Start of Data provided
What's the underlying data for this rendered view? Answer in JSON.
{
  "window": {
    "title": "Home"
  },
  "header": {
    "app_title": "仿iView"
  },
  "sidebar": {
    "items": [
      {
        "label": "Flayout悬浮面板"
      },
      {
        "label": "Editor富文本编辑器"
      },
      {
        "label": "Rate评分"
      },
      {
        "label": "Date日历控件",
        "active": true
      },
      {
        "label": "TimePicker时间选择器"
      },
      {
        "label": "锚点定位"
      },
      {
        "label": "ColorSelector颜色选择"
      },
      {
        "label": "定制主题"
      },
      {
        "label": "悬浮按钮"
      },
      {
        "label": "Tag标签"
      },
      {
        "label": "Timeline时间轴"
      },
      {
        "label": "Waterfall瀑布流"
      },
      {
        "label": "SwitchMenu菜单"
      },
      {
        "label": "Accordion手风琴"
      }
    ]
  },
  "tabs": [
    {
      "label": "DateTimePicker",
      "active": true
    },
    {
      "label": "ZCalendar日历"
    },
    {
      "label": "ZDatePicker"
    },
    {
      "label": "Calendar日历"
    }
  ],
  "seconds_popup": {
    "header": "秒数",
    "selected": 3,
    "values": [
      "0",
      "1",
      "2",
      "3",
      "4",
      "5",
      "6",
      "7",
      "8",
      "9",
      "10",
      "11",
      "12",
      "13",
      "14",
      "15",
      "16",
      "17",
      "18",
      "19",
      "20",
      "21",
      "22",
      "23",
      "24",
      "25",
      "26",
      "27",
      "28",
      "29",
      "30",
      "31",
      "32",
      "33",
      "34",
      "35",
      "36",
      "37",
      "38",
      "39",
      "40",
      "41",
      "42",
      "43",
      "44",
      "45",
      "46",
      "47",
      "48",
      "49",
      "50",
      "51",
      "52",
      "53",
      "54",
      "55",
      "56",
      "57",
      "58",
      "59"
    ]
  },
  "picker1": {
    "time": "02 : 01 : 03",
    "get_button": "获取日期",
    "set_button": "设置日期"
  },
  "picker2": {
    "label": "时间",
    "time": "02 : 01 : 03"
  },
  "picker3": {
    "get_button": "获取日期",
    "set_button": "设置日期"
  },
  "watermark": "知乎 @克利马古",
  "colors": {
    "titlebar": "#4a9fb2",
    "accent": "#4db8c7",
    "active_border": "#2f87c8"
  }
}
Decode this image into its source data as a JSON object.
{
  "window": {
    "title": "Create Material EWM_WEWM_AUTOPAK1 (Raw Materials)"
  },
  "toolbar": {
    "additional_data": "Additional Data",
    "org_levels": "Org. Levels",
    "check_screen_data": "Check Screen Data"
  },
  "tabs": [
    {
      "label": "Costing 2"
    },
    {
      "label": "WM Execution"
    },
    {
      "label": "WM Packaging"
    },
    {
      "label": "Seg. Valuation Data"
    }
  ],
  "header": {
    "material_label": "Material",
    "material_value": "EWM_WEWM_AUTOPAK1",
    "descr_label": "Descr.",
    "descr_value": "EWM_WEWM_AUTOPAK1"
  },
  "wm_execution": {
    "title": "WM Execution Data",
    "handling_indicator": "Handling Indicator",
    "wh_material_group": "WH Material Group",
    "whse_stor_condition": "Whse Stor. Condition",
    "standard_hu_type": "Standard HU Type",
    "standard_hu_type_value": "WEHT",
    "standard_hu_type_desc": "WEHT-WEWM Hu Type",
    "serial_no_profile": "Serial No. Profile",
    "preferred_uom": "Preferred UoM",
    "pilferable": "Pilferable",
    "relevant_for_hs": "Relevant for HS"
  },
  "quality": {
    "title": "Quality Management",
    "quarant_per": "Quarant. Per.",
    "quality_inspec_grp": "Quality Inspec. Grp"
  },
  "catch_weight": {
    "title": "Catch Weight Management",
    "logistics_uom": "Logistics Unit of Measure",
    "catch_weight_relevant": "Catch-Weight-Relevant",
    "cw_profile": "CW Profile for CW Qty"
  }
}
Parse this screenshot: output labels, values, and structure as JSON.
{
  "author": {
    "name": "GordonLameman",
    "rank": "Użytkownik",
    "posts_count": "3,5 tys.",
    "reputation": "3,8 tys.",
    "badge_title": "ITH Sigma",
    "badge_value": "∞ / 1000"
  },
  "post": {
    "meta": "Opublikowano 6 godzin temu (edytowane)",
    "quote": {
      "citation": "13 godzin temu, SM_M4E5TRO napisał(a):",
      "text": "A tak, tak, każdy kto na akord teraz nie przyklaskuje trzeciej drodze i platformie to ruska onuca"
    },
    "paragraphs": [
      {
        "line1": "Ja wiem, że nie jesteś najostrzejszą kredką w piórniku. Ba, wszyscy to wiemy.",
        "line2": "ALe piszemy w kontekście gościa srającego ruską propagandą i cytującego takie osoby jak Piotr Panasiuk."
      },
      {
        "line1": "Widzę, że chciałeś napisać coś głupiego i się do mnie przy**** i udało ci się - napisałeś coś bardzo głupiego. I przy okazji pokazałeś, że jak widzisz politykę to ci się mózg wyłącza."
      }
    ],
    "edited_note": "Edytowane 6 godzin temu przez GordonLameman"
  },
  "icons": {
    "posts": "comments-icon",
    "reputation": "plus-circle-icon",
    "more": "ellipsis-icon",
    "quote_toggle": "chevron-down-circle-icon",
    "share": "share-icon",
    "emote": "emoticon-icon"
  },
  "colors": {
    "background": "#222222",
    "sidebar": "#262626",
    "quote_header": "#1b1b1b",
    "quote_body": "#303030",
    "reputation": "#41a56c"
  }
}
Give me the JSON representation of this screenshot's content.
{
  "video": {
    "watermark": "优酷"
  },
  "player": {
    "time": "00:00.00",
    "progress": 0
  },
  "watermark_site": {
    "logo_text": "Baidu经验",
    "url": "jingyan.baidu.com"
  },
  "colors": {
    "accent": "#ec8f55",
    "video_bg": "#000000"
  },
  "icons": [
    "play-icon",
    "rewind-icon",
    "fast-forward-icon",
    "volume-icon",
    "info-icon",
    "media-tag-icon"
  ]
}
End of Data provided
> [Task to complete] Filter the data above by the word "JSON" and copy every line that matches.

> [Response box]
What's the underlying data for this rendered view? Answer in JSON.
Decode this image into its source data as a JSON object.
Parse this screenshot: output labels, values, and structure as JSON.
Give me the JSON representation of this screenshot's content.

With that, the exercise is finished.